Reykjavik, Iceland Chef Ulfar Eysteinsson prides himself on providing the finest 14-year-old whale steak at his popular restaurant in downtown Reykjavik.
But as diners tucked into lunch Friday under the gaze of stuffed puffins and codfish, Eysteinsson was dreaming up garnishes for a new version of the old menu special -- fresh whale meat.
Eysteinsson, the lead chef at Thrir Frakkar (Three Frenchmen), plans to be at the front of the line when the government begins selling meat left over from scientific hunts of minke whales this year.
"The meat from the whale is the best meat, there is nothing else like it," Eysteinsson said.

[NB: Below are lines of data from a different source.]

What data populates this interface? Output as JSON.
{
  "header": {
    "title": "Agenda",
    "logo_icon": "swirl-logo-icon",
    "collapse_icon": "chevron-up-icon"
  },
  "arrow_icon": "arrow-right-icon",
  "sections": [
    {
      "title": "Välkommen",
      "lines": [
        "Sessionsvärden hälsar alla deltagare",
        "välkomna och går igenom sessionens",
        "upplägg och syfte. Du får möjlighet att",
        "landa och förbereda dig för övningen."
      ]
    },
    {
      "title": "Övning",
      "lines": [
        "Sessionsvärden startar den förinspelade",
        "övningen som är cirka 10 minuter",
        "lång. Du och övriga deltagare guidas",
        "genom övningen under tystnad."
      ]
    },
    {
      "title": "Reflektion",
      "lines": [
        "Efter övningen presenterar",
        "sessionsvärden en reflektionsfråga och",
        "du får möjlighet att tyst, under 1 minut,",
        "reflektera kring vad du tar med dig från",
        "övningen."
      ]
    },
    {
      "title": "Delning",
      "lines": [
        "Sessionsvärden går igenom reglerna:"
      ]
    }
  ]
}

Iceland's decision to kill 38 minkes -- each weighing up to 10 tons -- for scientific testing has been condemned by environmental groups and several nations, including the United States and Britain. It also has caused consternation here among tourism operators who fear the country's whale watching industry will suffer.
Iceland cut back on plans for a bigger take that angered opponents when it was presented at a meeting of the International Whaling Commission, the world regulatory body, in June.
The plan then was to kill 100 minkes, 100 fin whales and 50 sei whales for each of the next two years.
The government says the cull is needed to study what's in the stomachs of the minke whales and see if they feed too much on fish stocks.